_WORK INSTRUCTIONS_.
Sort through the listing below and keep each line with the word "İstanbul". Copy those.
+--
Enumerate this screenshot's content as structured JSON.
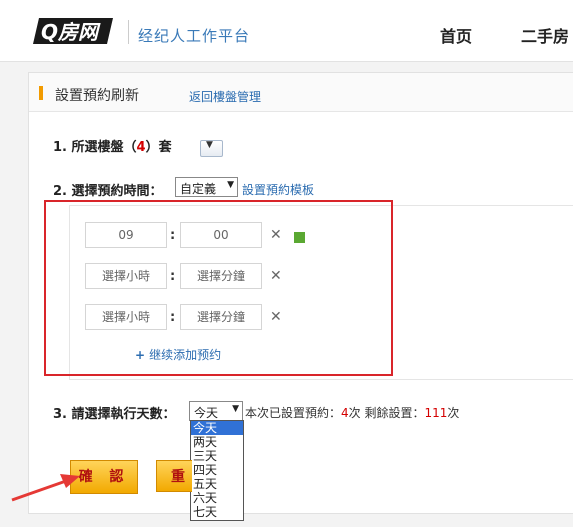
{
  "header": {
    "logo_text": "Q房网",
    "platform": "经纪人工作平台",
    "nav": [
      "首页",
      "二手房"
    ]
  },
  "panel": {
    "title": "設置預約刷新",
    "back_link": "返回樓盤管理"
  },
  "step1": {
    "label": "1. 所選樓盤（",
    "count": "4",
    "suffix": "）套"
  },
  "step2": {
    "label": "2. 選擇預約時間：",
    "mode": "自定義",
    "template_link": "設置預約模板"
  },
  "times": [
    {
      "hour": "09",
      "minute": "00"
    },
    {
      "hour": "選擇小時",
      "minute": "選擇分鐘"
    },
    {
      "hour": "選擇小時",
      "minute": "選擇分鐘"
    }
  ],
  "add_more": "继续添加预约",
  "step3": {
    "label": "3. 請選擇執行天數：",
    "selected": "今天",
    "options": [
      "今天",
      "两天",
      "三天",
      "四天",
      "五天",
      "六天",
      "七天"
    ],
    "info_prefix": "本次已設置預約：",
    "set_count": "4",
    "set_unit": "次",
    "remain_prefix": "剩餘設置：",
    "remain_count": "111",
    "remain_unit": "次"
  },
  "buttons": {
    "confirm": "確 認",
    "reset": "重"
  },
  "colors": {
    "accent_red": "#d9252a",
    "link_blue": "#2b6cb0",
    "button_gold": "#f2a900",
    "arrow": "#e53935"
  }
}
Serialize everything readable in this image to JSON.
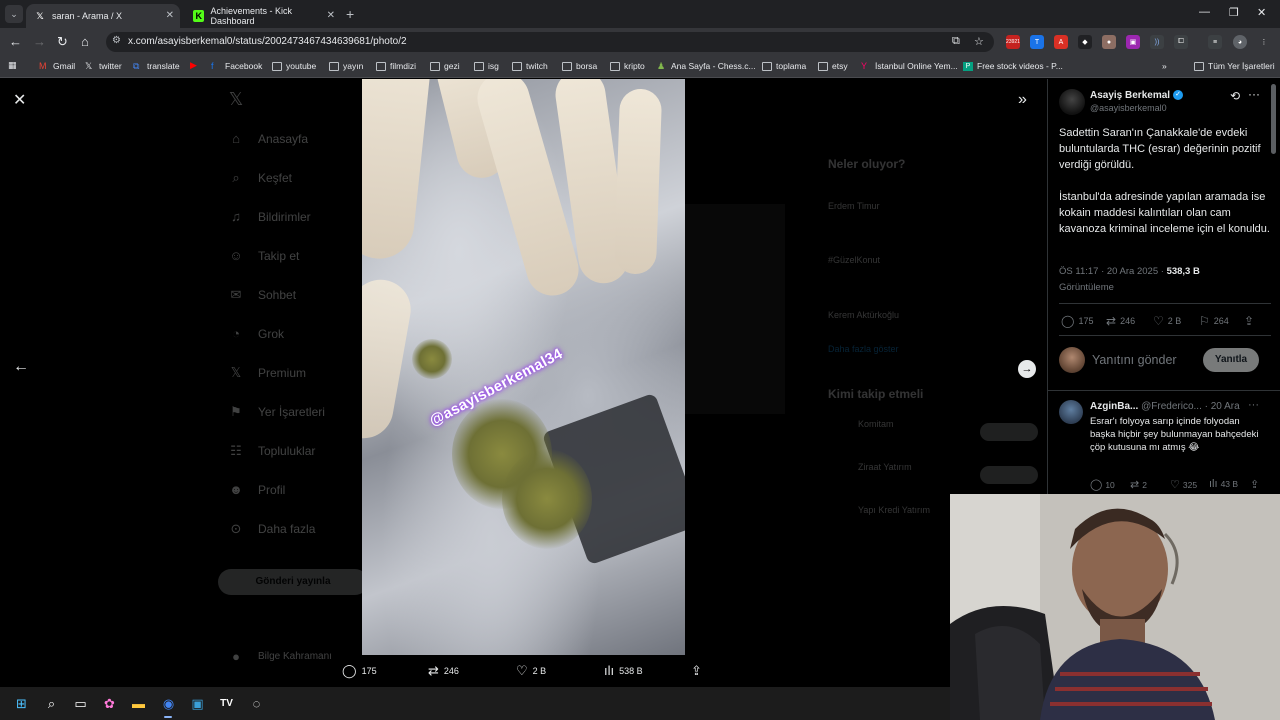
{
  "browser": {
    "tabs": [
      {
        "label": "saran - Arama / X",
        "active": true,
        "icon": "x-logo-icon"
      },
      {
        "label": "Achievements - Kick Dashboard",
        "active": false,
        "icon": "kick-logo-icon"
      }
    ],
    "url": "x.com/asayisberkemal0/status/2002473467434639681/photo/2",
    "extension_badge": "23921",
    "bookmarks": [
      "Gmail",
      "twitter",
      "translate",
      "Facebook",
      "youtube",
      "yayın",
      "filmdizi",
      "gezi",
      "isg",
      "twitch",
      "borsa",
      "kripto",
      "Ana Sayfa - Chess.c...",
      "toplama",
      "etsy",
      "İstanbul Online Yem...",
      "Free stock videos - P..."
    ],
    "bookmarks_more": "»",
    "all_bookmarks": "Tüm Yer İşaretleri"
  },
  "background_nav": [
    "Anasayfa",
    "Keşfet",
    "Bildirimler",
    "Takip et",
    "Sohbet",
    "Grok",
    "Premium",
    "Yer İşaretleri",
    "Topluluklar",
    "Profil",
    "Daha fazla"
  ],
  "background_post_button": "Gönderi yayınla",
  "background_user": "Bilge Kahramanı",
  "background_right": {
    "whats_happening": "Neler oluyor?",
    "trends": [
      "Erdem Timur",
      "#GüzelKonut",
      "Kerem Aktürkoğlu"
    ],
    "show_more": "Daha fazla göster",
    "who_to_follow": "Kimi takip etmeli",
    "suggestions": [
      "Komitam",
      "Ziraat Yatırım",
      "Yapı Kredi Yatırım"
    ],
    "follow_label": "Takip et"
  },
  "media": {
    "watermark": "@asayisberkemal34",
    "actions": {
      "replies": "175",
      "reposts": "246",
      "likes": "2 B",
      "views": "538 B"
    }
  },
  "tweet": {
    "author_name": "Asayiş Berkemal",
    "author_handle": "@asayisberkemal0",
    "paragraph1": "Sadettin Saran'ın Çanakkale'de evdeki buluntularda THC (esrar) değerinin pozitif verdiği görüldü.",
    "paragraph2": "İstanbul'da adresinde yapılan aramada ise kokain maddesi kalıntıları olan cam kavanoza kriminal inceleme için el konuldu.",
    "time": "ÖS 11:17 · 20 Ara 2025 ·",
    "views": "538,3 B",
    "views_label": "Görüntüleme",
    "stats": {
      "replies": "175",
      "reposts": "246",
      "likes": "2 B",
      "bookmarks": "264"
    }
  },
  "reply_box": {
    "placeholder": "Yanıtını gönder",
    "button": "Yanıtla"
  },
  "comment": {
    "name": "AzginBa...",
    "handle": "@Frederico...",
    "date": "· 20 Ara",
    "text": "Esrar'ı folyoya sarıp içinde folyodan başka hiçbir şey bulunmayan bahçedeki çöp kutusuna mı atmış 😂",
    "stats": {
      "replies": "10",
      "reposts": "2",
      "likes": "325",
      "views": "43 B"
    }
  },
  "colors": {
    "accent": "#1d9bf0",
    "background": "#000000",
    "muted": "#71767b"
  }
}
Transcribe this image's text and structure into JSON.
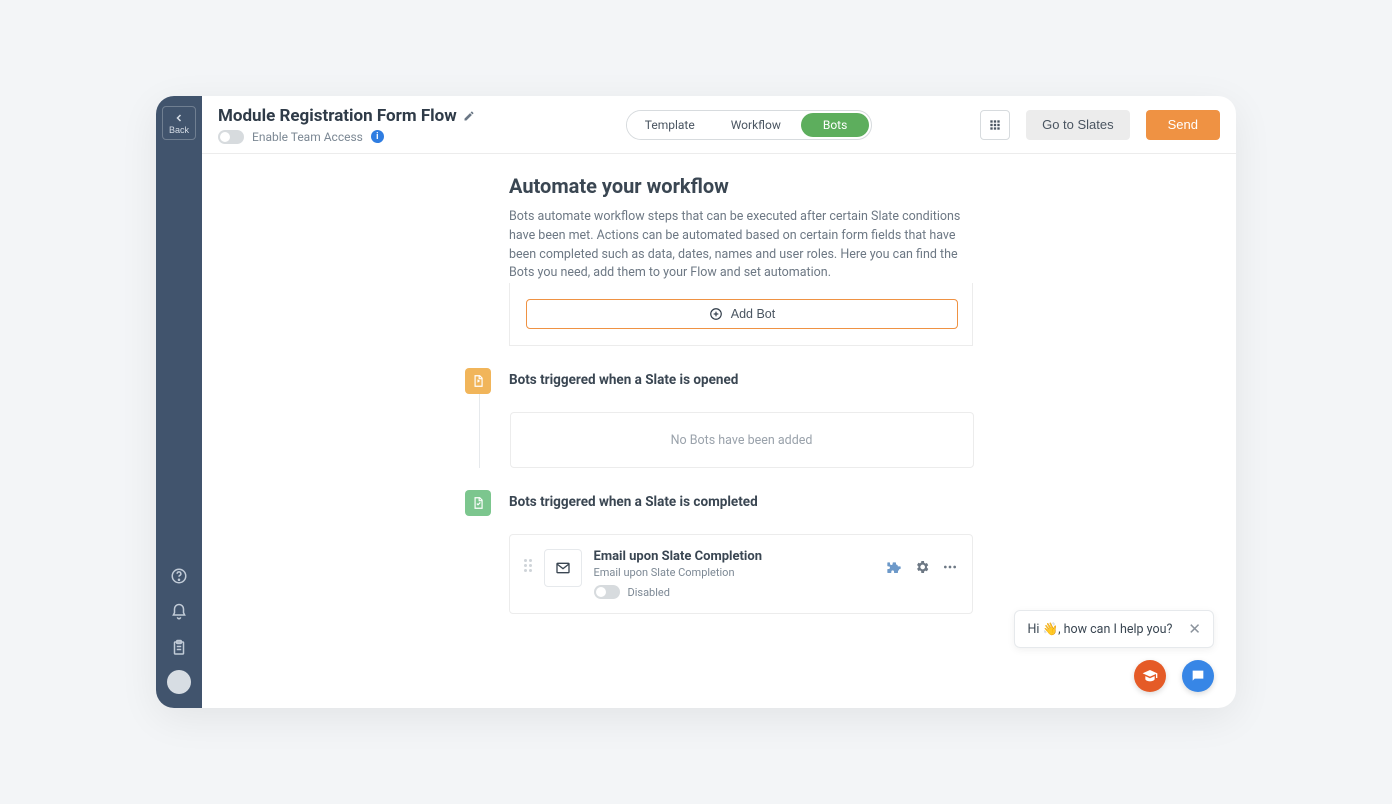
{
  "sidebar": {
    "back_label": "Back"
  },
  "header": {
    "title": "Module Registration Form Flow",
    "team_access_label": "Enable Team Access",
    "tabs": {
      "template": "Template",
      "workflow": "Workflow",
      "bots": "Bots"
    },
    "go_to_slates": "Go to Slates",
    "send": "Send"
  },
  "intro": {
    "heading": "Automate your workflow",
    "body": "Bots automate workflow steps that can be executed after certain Slate conditions have been met. Actions can be automated based on certain form fields that have been completed such as data, dates, names and user roles. Here you can find the Bots you need, add them to your Flow and set automation.",
    "add_bot": "Add Bot"
  },
  "sections": {
    "opened": {
      "title": "Bots triggered when a Slate is opened",
      "empty": "No Bots have been added"
    },
    "completed": {
      "title": "Bots triggered when a Slate is completed"
    }
  },
  "bot": {
    "title": "Email upon Slate Completion",
    "subtitle": "Email upon Slate Completion",
    "status": "Disabled"
  },
  "chat": {
    "greeting": "Hi 👋, how can I help you?"
  }
}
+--
_RESULT FOR THIS TASK_.
      "İstanbul Online Yem...",
    "paragraph2": "İstanbul'da adresinde yapılan aramada ise kokain maddesi kalıntıları olan cam kavanoza kriminal inceleme için el konuldu.",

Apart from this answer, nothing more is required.